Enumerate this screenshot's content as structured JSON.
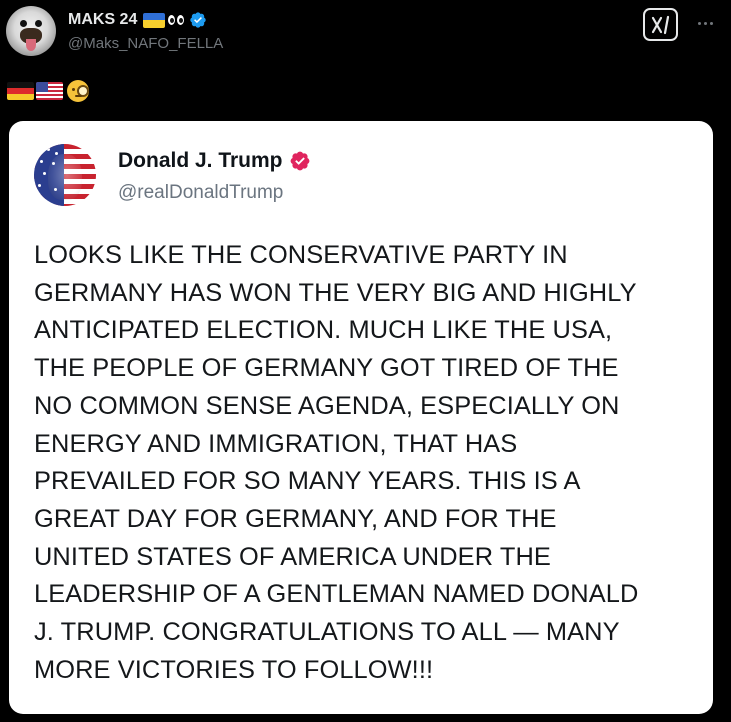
{
  "post": {
    "author": {
      "display_name": "MAKS 24",
      "handle": "@Maks_NAFO_FELLA",
      "avatar_icon": "dog-avatar",
      "verified": true,
      "name_emojis": [
        "ukraine-flag-emoji",
        "eyes-emoji"
      ]
    },
    "header_actions": {
      "grok_icon": "grok-icon",
      "more_icon": "more-options-icon"
    },
    "emoji_line": [
      "germany-flag-emoji",
      "usa-flag-emoji",
      "monocle-face-emoji"
    ]
  },
  "quoted_post_image": {
    "author_name": "Donald J. Trump",
    "author_handle": "@realDonaldTrump",
    "verified_badge_color": "#e0245e",
    "text": "LOOKS LIKE THE CONSERVATIVE PARTY IN\nGERMANY HAS WON THE VERY BIG AND HIGHLY\nANTICIPATED ELECTION. MUCH LIKE THE USA,\nTHE PEOPLE OF GERMANY GOT TIRED OF THE\nNO COMMON SENSE AGENDA, ESPECIALLY ON\nENERGY AND IMMIGRATION, THAT HAS\nPREVAILED FOR SO MANY YEARS. THIS IS A\nGREAT DAY FOR GERMANY, AND FOR THE\nUNITED STATES OF AMERICA UNDER THE\nLEADERSHIP OF A GENTLEMAN NAMED DONALD\nJ. TRUMP. CONGRATULATIONS TO ALL — MANY\nMORE VICTORIES TO FOLLOW!!!"
  },
  "colors": {
    "background": "#000000",
    "primary_text": "#e7e9ea",
    "secondary_text": "#71767b",
    "verified_blue": "#1d9bf0",
    "card_background": "#ffffff"
  }
}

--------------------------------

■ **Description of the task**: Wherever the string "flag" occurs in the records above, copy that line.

■ **Answer space**:
        "ukraine-flag-emoji",
      "germany-flag-emoji",
      "usa-flag-emoji",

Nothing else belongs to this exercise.